Maybe it’s because I was born in the fall. When the leaves start to turn and the nights turn chilly, I crave the juicy crunch of autumn apples. My favorite tart variety is Jonathan—it always reminds me of my childhood and evokes the nostalgic smell of burning leaves.
We’re lucky to have a farmers’ market where we can sample new varieties as well as older types. Is it just me, or have you noticed a burgeoning choice of wonderful new apples? I just tried a new one called Jazz—firm and crisp, sweet with a spicy, slightly tart undertone. In a word, heaven.
Nothing is better than biting into a crisp fresh apple, but some folks say that homemade applesauce runs a close second. It’s easy to make. Cut the apples up (peel them or not) and cook in a saucepan with a little water. Blend smooth or serve chunky. Single variety or mixed. It really needs no embellishment. However, if you are inclined, there are many luscious additions: cinnamon, sugar, cloves, or raisins. Throw in a handful of blackberries or a grating of citrus peel. Experiment with dried fruits.

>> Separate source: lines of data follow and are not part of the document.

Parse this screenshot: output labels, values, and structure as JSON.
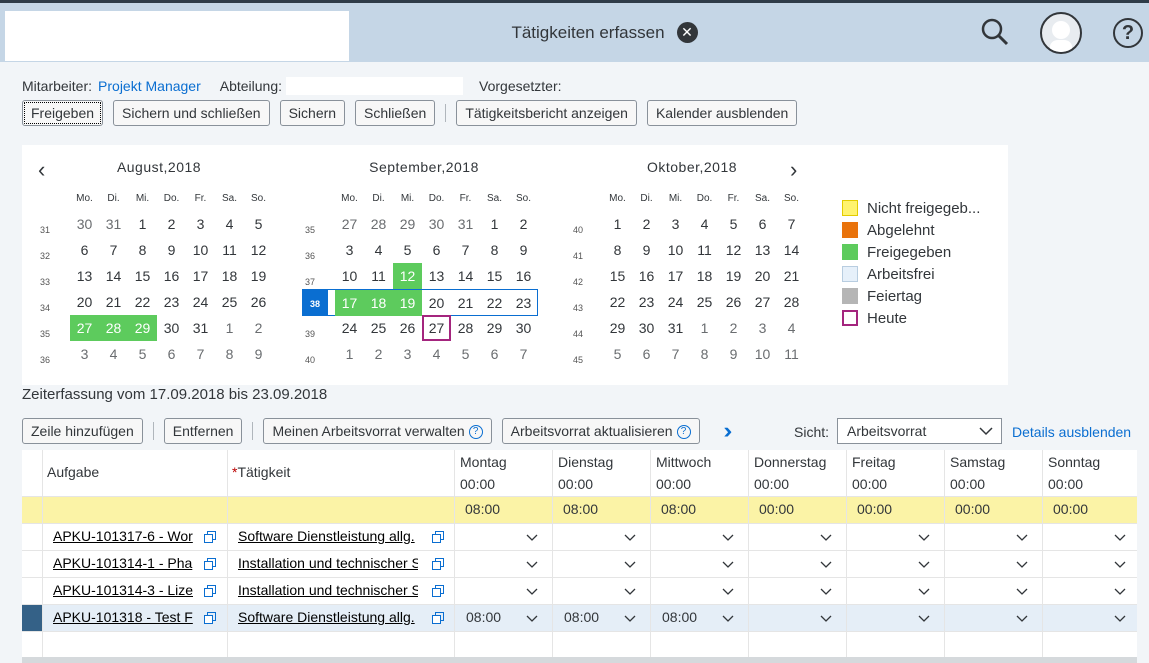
{
  "header": {
    "title": "Tätigkeiten erfassen",
    "icons": [
      "close-icon",
      "search-icon",
      "avatar",
      "help-icon"
    ]
  },
  "info": {
    "employee_label": "Mitarbeiter:",
    "employee_value": "Projekt Manager",
    "department_label": "Abteilung:",
    "supervisor_label": "Vorgesetzter:"
  },
  "toolbar": {
    "release": "Freigeben",
    "save_close": "Sichern und schließen",
    "save": "Sichern",
    "close": "Schließen",
    "report": "Tätigkeitsbericht anzeigen",
    "hide_calendar": "Kalender ausblenden"
  },
  "calendar": {
    "weekday_headers": [
      "Mo.",
      "Di.",
      "Mi.",
      "Do.",
      "Fr.",
      "Sa.",
      "So."
    ],
    "months": [
      {
        "title": "August,2018",
        "weeks": [
          {
            "wk": "31",
            "days": [
              "30",
              "31",
              "1",
              "2",
              "3",
              "4",
              "5"
            ],
            "other": [
              0,
              1
            ]
          },
          {
            "wk": "32",
            "days": [
              "6",
              "7",
              "8",
              "9",
              "10",
              "11",
              "12"
            ],
            "other": []
          },
          {
            "wk": "33",
            "days": [
              "13",
              "14",
              "15",
              "16",
              "17",
              "18",
              "19"
            ],
            "other": []
          },
          {
            "wk": "34",
            "days": [
              "20",
              "21",
              "22",
              "23",
              "24",
              "25",
              "26"
            ],
            "other": []
          },
          {
            "wk": "35",
            "days": [
              "27",
              "28",
              "29",
              "30",
              "31",
              "1",
              "2"
            ],
            "other": [
              5,
              6
            ],
            "green": [
              0,
              1,
              2
            ]
          },
          {
            "wk": "36",
            "days": [
              "3",
              "4",
              "5",
              "6",
              "7",
              "8",
              "9"
            ],
            "other": [
              0,
              1,
              2,
              3,
              4,
              5,
              6
            ]
          }
        ]
      },
      {
        "title": "September,2018",
        "weeks": [
          {
            "wk": "35",
            "days": [
              "27",
              "28",
              "29",
              "30",
              "31",
              "1",
              "2"
            ],
            "other": [
              0,
              1,
              2,
              3,
              4
            ]
          },
          {
            "wk": "36",
            "days": [
              "3",
              "4",
              "5",
              "6",
              "7",
              "8",
              "9"
            ],
            "other": []
          },
          {
            "wk": "37",
            "days": [
              "10",
              "11",
              "12",
              "13",
              "14",
              "15",
              "16"
            ],
            "other": [],
            "green": [
              2
            ]
          },
          {
            "wk": "38",
            "days": [
              "17",
              "18",
              "19",
              "20",
              "21",
              "22",
              "23"
            ],
            "other": [],
            "green": [
              0,
              1,
              2
            ],
            "selected": true
          },
          {
            "wk": "39",
            "days": [
              "24",
              "25",
              "26",
              "27",
              "28",
              "29",
              "30"
            ],
            "other": [],
            "today": 3
          },
          {
            "wk": "40",
            "days": [
              "1",
              "2",
              "3",
              "4",
              "5",
              "6",
              "7"
            ],
            "other": [
              0,
              1,
              2,
              3,
              4,
              5,
              6
            ]
          }
        ]
      },
      {
        "title": "Oktober,2018",
        "weeks": [
          {
            "wk": "40",
            "days": [
              "1",
              "2",
              "3",
              "4",
              "5",
              "6",
              "7"
            ],
            "other": []
          },
          {
            "wk": "41",
            "days": [
              "8",
              "9",
              "10",
              "11",
              "12",
              "13",
              "14"
            ],
            "other": []
          },
          {
            "wk": "42",
            "days": [
              "15",
              "16",
              "17",
              "18",
              "19",
              "20",
              "21"
            ],
            "other": []
          },
          {
            "wk": "43",
            "days": [
              "22",
              "23",
              "24",
              "25",
              "26",
              "27",
              "28"
            ],
            "other": []
          },
          {
            "wk": "44",
            "days": [
              "29",
              "30",
              "31",
              "1",
              "2",
              "3",
              "4"
            ],
            "other": [
              3,
              4,
              5,
              6
            ]
          },
          {
            "wk": "45",
            "days": [
              "5",
              "6",
              "7",
              "8",
              "9",
              "10",
              "11"
            ],
            "other": [
              0,
              1,
              2,
              3,
              4,
              5,
              6
            ]
          }
        ]
      }
    ],
    "legend": [
      {
        "label": "Nicht freigegeb...",
        "color": "#fff36e",
        "border": "#e3cc00"
      },
      {
        "label": "Abgelehnt",
        "color": "#e9730c",
        "border": "#e9730c"
      },
      {
        "label": "Freigegeben",
        "color": "#5dcb5d",
        "border": "#5dcb5d"
      },
      {
        "label": "Arbeitsfrei",
        "color": "#e6f0fa",
        "border": "#b8cde0"
      },
      {
        "label": "Feiertag",
        "color": "#b5b5b5",
        "border": "#b5b5b5"
      },
      {
        "label": "Heute",
        "color": "#ffffff",
        "border": "#a4257e"
      }
    ]
  },
  "period": "Zeiterfassung vom 17.09.2018 bis 23.09.2018",
  "toolbar2": {
    "add_row": "Zeile hinzufügen",
    "remove": "Entfernen",
    "manage": "Meinen Arbeitsvorrat verwalten",
    "refresh": "Arbeitsvorrat aktualisieren",
    "view_label": "Sicht:",
    "view_value": "Arbeitsvorrat",
    "details": "Details ausblenden"
  },
  "table": {
    "col_task": "Aufgabe",
    "col_activity": "Tätigkeit",
    "required_marker": "*",
    "days": [
      {
        "name": "Montag",
        "time": "00:00",
        "target": "08:00"
      },
      {
        "name": "Dienstag",
        "time": "00:00",
        "target": "08:00"
      },
      {
        "name": "Mittwoch",
        "time": "00:00",
        "target": "08:00"
      },
      {
        "name": "Donnerstag",
        "time": "00:00",
        "target": "00:00"
      },
      {
        "name": "Freitag",
        "time": "00:00",
        "target": "00:00"
      },
      {
        "name": "Samstag",
        "time": "00:00",
        "target": "00:00"
      },
      {
        "name": "Sonntag",
        "time": "00:00",
        "target": "00:00"
      }
    ],
    "rows": [
      {
        "task": "APKU-101317-6 - Wor",
        "activity": "Software Dienstleistung allg.",
        "values": [
          "",
          "",
          "",
          "",
          "",
          "",
          ""
        ]
      },
      {
        "task": "APKU-101314-1 - Pha",
        "activity": "Installation und technischer S",
        "values": [
          "",
          "",
          "",
          "",
          "",
          "",
          ""
        ]
      },
      {
        "task": "APKU-101314-3 - Lize",
        "activity": "Installation und technischer S",
        "values": [
          "",
          "",
          "",
          "",
          "",
          "",
          ""
        ]
      },
      {
        "task": "APKU-101318 - Test F",
        "activity": "Software Dienstleistung allg.",
        "values": [
          "08:00",
          "08:00",
          "08:00",
          "",
          "",
          "",
          ""
        ],
        "selected": true
      }
    ]
  }
}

European Apple Pancake
Around my house, fresh-out-of-the-oven baked Apple Pancake is a favorite, either as dessert on soup night or as a comfort meal in itself with a salad to make one feel a bit less self-indulgent.
4-6 T. butter
2 apples, cut into thin slices
1/2-3/4 tsp. ground cinnamon
1-2 T. sugar, plus more for dusting
2 eggs at room temperature
1/2 cup milk
1/2 cup all-purpose flour
1/2 tsp. salt
Heat oven to 400° F. Butter a 10-inch pan (a cast iron skillet works well).
In a separate frying pan, melt half the butter. Add the apple slices, sugar, and cinnamon and cook till the apples start to soften, stirring often.
In a bowl, whisk or beat the eggs. Add the milk, and whisk to blend. Mix flour and salt together, then add to the egg mixture and whisk till just blended. In a small pan, melt the remaining butter and add to the egg mixture. Blend until smooth.
Pour the batter into the prepared pan or skillet. Arrange the apple slices over the top. Bake 25-30 minutes until the pancake is puffed up and nicely browned.
Dust with sugar and serve hot.
Serves 2 as a meal, 3 to 4 as dessert.
Of course, there is the perennial favorite, apple pie, in all it’s glorious incarnations. Does anything smell more of home and cozy autumn nights?
Here’s an interesting and delicious cousin to apple pie from the kitchen of food maven Dorie Greenspan. It combines the sweetness of apples and maple syrup with the savory bite of Cheddar cheese and walnuts.
Apple and Cheddar Turnovers with Dried Cranberries
2 medium Golden Delicious apples, peeled and cut into 1/2 cubes
1-1/2 cups (loosely packed) coarsely grated extra-sharp cheddar cheese
1/4 cup pure maple syrup
1/4 cup chopped walnuts
1/4 cup sweetened dried cranberries
Pinch of salt
1 17.3 oz. package of puff pastry (2 sheets), thawed
1 large egg, beaten with 1 tsp. water (for glaze)
Toss first 6 ingredients in medium bowl to blend. (This can be done 2 hours ahead; cover and chill.)
Position one rack in top third and one rack in bottom third of oven. Preheat to 400° F.
Line 2 large rimmed baking sheets with parchment. On a lightly floured surface, roll out one sheet of puff pastry to 11 inches square. Using a 5-inch plate as template cut 4 rounds from pastry. Transfer rounds to 1 baking sheet, spacing apart. Repeat with second pastry sheet, placing rounds on second baking sheet.
Spoon filling onto half of each round, dividing filling among all the rounds. Brush edges of pastry lightly with egg glaze. Fold plain pastry half over filled half and press edges to seal and enclose filling completely, then press tines of a fork along pastry edge to create tight seal. Using tip of a small, sharp knife cut two 1/2-inch-long slits in top crust of each turnover. Brush tops with glaze and sprinkle with sugar.
Bake until puffed and golden, about 25 minutes. Carefully run metal spatula under turnovers to loosen them and transfer to racks to cool slightly.
Have a wonderful autumn, everyone!